PROBLEM: Below are records; repeat them all exactly.

Extracted records
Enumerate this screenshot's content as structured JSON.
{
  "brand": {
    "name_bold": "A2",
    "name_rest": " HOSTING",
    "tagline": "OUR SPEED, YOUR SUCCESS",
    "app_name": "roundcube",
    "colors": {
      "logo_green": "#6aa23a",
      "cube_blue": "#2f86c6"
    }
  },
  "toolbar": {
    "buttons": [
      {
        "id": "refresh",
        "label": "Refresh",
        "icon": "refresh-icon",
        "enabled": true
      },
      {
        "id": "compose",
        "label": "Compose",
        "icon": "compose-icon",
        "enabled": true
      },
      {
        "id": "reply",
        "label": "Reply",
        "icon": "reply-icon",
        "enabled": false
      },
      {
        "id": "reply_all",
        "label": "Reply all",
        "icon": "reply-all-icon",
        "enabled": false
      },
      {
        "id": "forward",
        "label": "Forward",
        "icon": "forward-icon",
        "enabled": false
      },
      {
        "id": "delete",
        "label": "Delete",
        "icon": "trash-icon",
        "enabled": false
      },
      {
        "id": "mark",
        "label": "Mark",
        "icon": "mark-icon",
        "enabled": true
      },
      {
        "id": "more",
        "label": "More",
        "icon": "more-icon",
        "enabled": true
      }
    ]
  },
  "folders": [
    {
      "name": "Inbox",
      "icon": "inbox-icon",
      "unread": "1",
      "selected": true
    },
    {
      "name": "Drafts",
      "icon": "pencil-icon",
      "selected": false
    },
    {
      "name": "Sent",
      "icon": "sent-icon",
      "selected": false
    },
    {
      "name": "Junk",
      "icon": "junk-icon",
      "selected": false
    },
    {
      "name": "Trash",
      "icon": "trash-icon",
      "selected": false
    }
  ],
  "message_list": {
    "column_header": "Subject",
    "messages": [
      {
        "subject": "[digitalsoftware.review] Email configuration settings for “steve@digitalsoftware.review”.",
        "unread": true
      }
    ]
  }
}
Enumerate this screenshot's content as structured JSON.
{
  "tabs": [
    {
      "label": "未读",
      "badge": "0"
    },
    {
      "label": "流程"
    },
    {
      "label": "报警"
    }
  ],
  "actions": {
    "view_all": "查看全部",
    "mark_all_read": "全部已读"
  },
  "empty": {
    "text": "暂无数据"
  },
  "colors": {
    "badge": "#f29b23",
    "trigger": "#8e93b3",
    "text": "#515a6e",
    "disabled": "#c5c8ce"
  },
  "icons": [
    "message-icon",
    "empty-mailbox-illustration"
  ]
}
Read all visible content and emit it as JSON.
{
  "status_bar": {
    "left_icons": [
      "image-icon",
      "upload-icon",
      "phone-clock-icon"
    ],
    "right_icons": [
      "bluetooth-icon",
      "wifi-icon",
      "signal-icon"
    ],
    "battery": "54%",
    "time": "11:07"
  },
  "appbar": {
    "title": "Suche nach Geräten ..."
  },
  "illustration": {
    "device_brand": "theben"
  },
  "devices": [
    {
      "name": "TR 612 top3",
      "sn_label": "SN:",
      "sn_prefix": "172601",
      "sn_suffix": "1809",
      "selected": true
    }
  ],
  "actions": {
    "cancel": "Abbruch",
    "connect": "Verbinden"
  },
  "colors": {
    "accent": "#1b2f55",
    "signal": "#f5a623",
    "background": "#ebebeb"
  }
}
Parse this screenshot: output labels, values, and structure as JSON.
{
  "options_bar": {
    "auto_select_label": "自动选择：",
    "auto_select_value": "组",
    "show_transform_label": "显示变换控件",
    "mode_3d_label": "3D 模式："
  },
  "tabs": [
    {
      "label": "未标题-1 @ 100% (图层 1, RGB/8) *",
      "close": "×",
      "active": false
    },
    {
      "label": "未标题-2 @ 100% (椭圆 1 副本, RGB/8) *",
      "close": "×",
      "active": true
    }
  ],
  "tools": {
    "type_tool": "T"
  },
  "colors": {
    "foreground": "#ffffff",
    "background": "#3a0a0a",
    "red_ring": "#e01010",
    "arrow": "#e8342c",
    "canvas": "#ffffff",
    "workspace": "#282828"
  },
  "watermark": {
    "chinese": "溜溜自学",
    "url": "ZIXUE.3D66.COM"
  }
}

ANSWER BOX:
Enumerate this screenshot's content as structured JSON.
{
  "brand": {
    "name_bold": "A2",
    "name_rest": " HOSTING",
    "tagline": "OUR SPEED, YOUR SUCCESS",
    "app_name": "roundcube",
    "colors": {
      "logo_green": "#6aa23a",
      "cube_blue": "#2f86c6"
    }
  },
  "toolbar": {
    "buttons": [
      {
        "id": "refresh",
        "label": "Refresh",
        "icon": "refresh-icon",
        "enabled": true
      },
      {
        "id": "compose",
        "label": "Compose",
        "icon": "compose-icon",
        "enabled": true
      },
      {
        "id": "reply",
        "label": "Reply",
        "icon": "reply-icon",
        "enabled": false
      },
      {
        "id": "reply_all",
        "label": "Reply all",
        "icon": "reply-all-icon",
        "enabled": false
      },
      {
        "id": "forward",
        "label": "Forward",
        "icon": "forward-icon",
        "enabled": false
      },
      {
        "id": "delete",
        "label": "Delete",
        "icon": "trash-icon",
        "enabled": false
      },
      {
        "id": "mark",
        "label": "Mark",
        "icon": "mark-icon",
        "enabled": true
      },
      {
        "id": "more",
        "label": "More",
        "icon": "more-icon",
        "enabled": true
      }
    ]
  },
  "folders": [
    {
      "name": "Inbox",
      "icon": "inbox-icon",
      "unread": "1",
      "selected": true
    },
    {
      "name": "Drafts",
      "icon": "pencil-icon",
      "selected": false
    },
    {
      "name": "Sent",
      "icon": "sent-icon",
      "selected": false
    },
    {
      "name": "Junk",
      "icon": "junk-icon",
      "selected": false
    },
    {
      "name": "Trash",
      "icon": "trash-icon",
      "selected": false
    }
  ],
  "message_list": {
    "column_header": "Subject",
    "messages": [
      {
        "subject": "[digitalsoftware.review] Email configuration settings for “steve@digitalsoftware.review”.",
        "unread": true
      }
    ]
  }
}
Enumerate this screenshot's content as structured JSON.
{
  "tabs": [
    {
      "label": "未读",
      "badge": "0"
    },
    {
      "label": "流程"
    },
    {
      "label": "报警"
    }
  ],
  "actions": {
    "view_all": "查看全部",
    "mark_all_read": "全部已读"
  },
  "empty": {
    "text": "暂无数据"
  },
  "colors": {
    "badge": "#f29b23",
    "trigger": "#8e93b3",
    "text": "#515a6e",
    "disabled": "#c5c8ce"
  },
  "icons": [
    "message-icon",
    "empty-mailbox-illustration"
  ]
}
Read all visible content and emit it as JSON.
{
  "status_bar": {
    "left_icons": [
      "image-icon",
      "upload-icon",
      "phone-clock-icon"
    ],
    "right_icons": [
      "bluetooth-icon",
      "wifi-icon",
      "signal-icon"
    ],
    "battery": "54%",
    "time": "11:07"
  },
  "appbar": {
    "title": "Suche nach Geräten ..."
  },
  "illustration": {
    "device_brand": "theben"
  },
  "devices": [
    {
      "name": "TR 612 top3",
      "sn_label": "SN:",
      "sn_prefix": "172601",
      "sn_suffix": "1809",
      "selected": true
    }
  ],
  "actions": {
    "cancel": "Abbruch",
    "connect": "Verbinden"
  },
  "colors": {
    "accent": "#1b2f55",
    "signal": "#f5a623",
    "background": "#ebebeb"
  }
}
Parse this screenshot: output labels, values, and structure as JSON.
{
  "options_bar": {
    "auto_select_label": "自动选择：",
    "auto_select_value": "组",
    "show_transform_label": "显示变换控件",
    "mode_3d_label": "3D 模式："
  },
  "tabs": [
    {
      "label": "未标题-1 @ 100% (图层 1, RGB/8) *",
      "close": "×",
      "active": false
    },
    {
      "label": "未标题-2 @ 100% (椭圆 1 副本, RGB/8) *",
      "close": "×",
      "active": true
    }
  ],
  "tools": {
    "type_tool": "T"
  },
  "colors": {
    "foreground": "#ffffff",
    "background": "#3a0a0a",
    "red_ring": "#e01010",
    "arrow": "#e8342c",
    "canvas": "#ffffff",
    "workspace": "#282828"
  },
  "watermark": {
    "chinese": "溜溜自学",
    "url": "ZIXUE.3D66.COM"
  }
}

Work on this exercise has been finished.